Zurich Insurance Group agreed to buy a Wells Fargo crop-insurance business for as much as $1.05 billion as the Swiss company puts to work excess cash left over from a separate takeover bid that it abandoned this year.
The purchase or Rural Community Insurance Services, or RCIS, will give Zurich a 20% share of a highly regulated market guarding farmers against weather-related losses, Vontobel analyst Stefan Schuermann wrote in a note after the deal was announced Friday. It will provide about $1.6 billion in net earned premiums by 2017, adding 3.5% to Zurich's top line, he wrote.

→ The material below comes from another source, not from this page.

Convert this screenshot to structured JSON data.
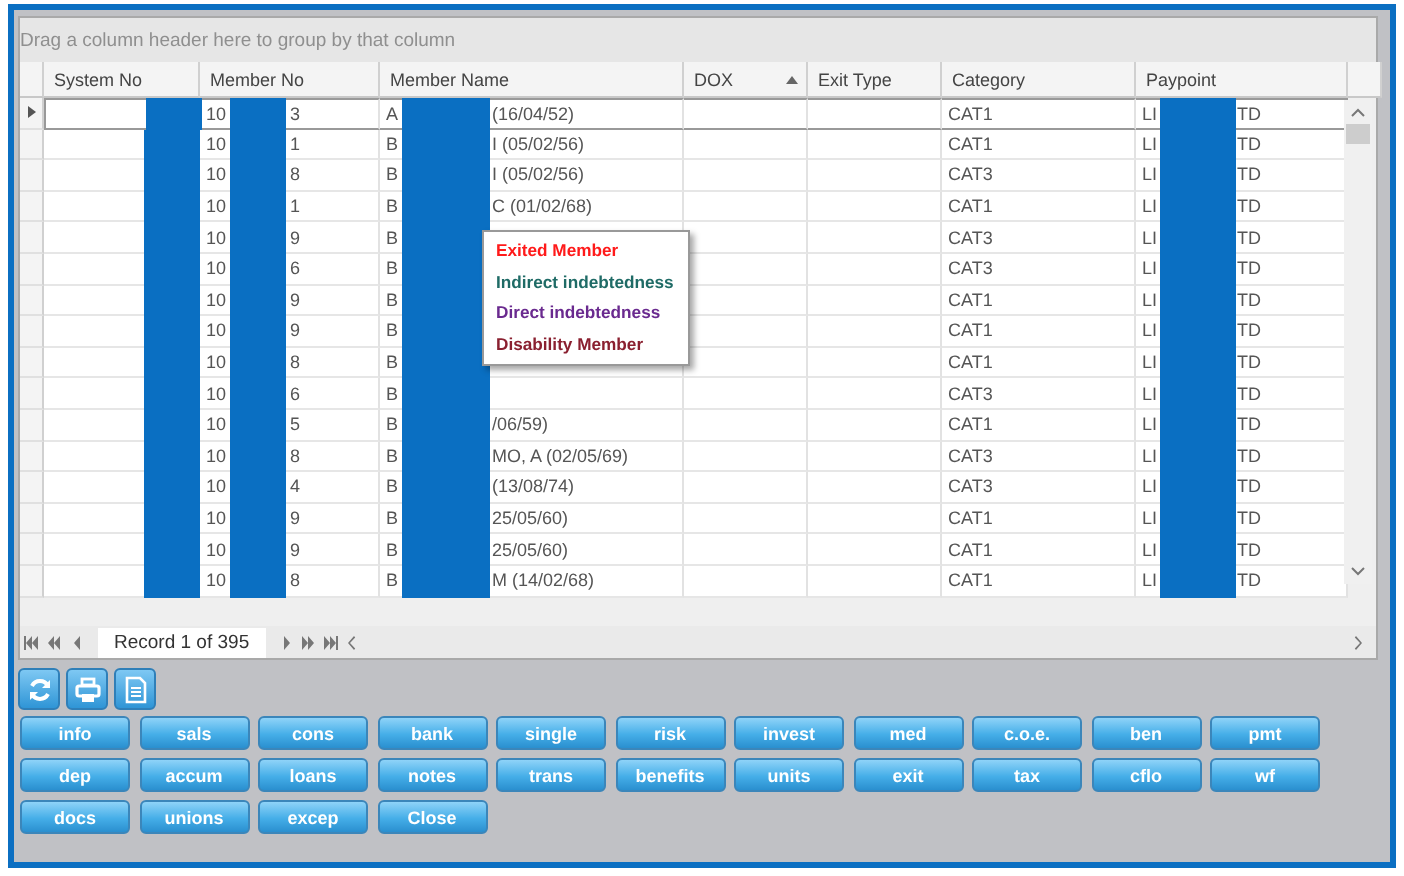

Zurich, which already provided reinsurance to RCIS, will pay Wells Fargo $675 million plus the amount of excess capital in the unit when the deal closes, estimated at as much as $375 million, according to statements from the companies. The insurers' annual operating results are "not material" to the bank and the transaction is expected to be completed by the end of the first quarter, San Francisco-based Wells Fargo said.
Wells Fargo, the largest U.S. bank by market value, has focused on boosting commercial-lending and wealth-management units, while paring some insurance operations. The lender has been adding wealth advisers from Credit Suisse Group and agreed this year to acquire most of General Electric's railcar- and locomotive-leasing unit. Insurer AmTrust Financial Services reached a deal in May to buy a Wells Fargo business that provides vehicle service contracts.
"The sale of our long-standing crop insurance business allows us to focus on and strengthen our distribution businesses, which account for approximately two-thirds of our insurance revenue," Laura Schupbach, head of Wells Fargo Insurance, said in the statement.
Zurich advanced 0.6% at 2:30 p.m. Swiss time. Wells Fargo slipped 22 cents to $55.25 in early trading in New York.
Wells Fargo, the largest U.S. bank by market value, said in August that it was looking into "strategic options" for the insurance unit. The business's net loss widened to $7.98 million in the first six months of this year from $3.24 million for the same period in 2014, according to a regulatory filing.
Evan Greenberg's Ace Ltd. and RCIS have been the largest U.S. crop insurers in recent years. Starr, led by Evan's his father Hank Greenberg, won approval in 2013 to participate in the government's crop insurance program from the U.S. Department of Agriculture.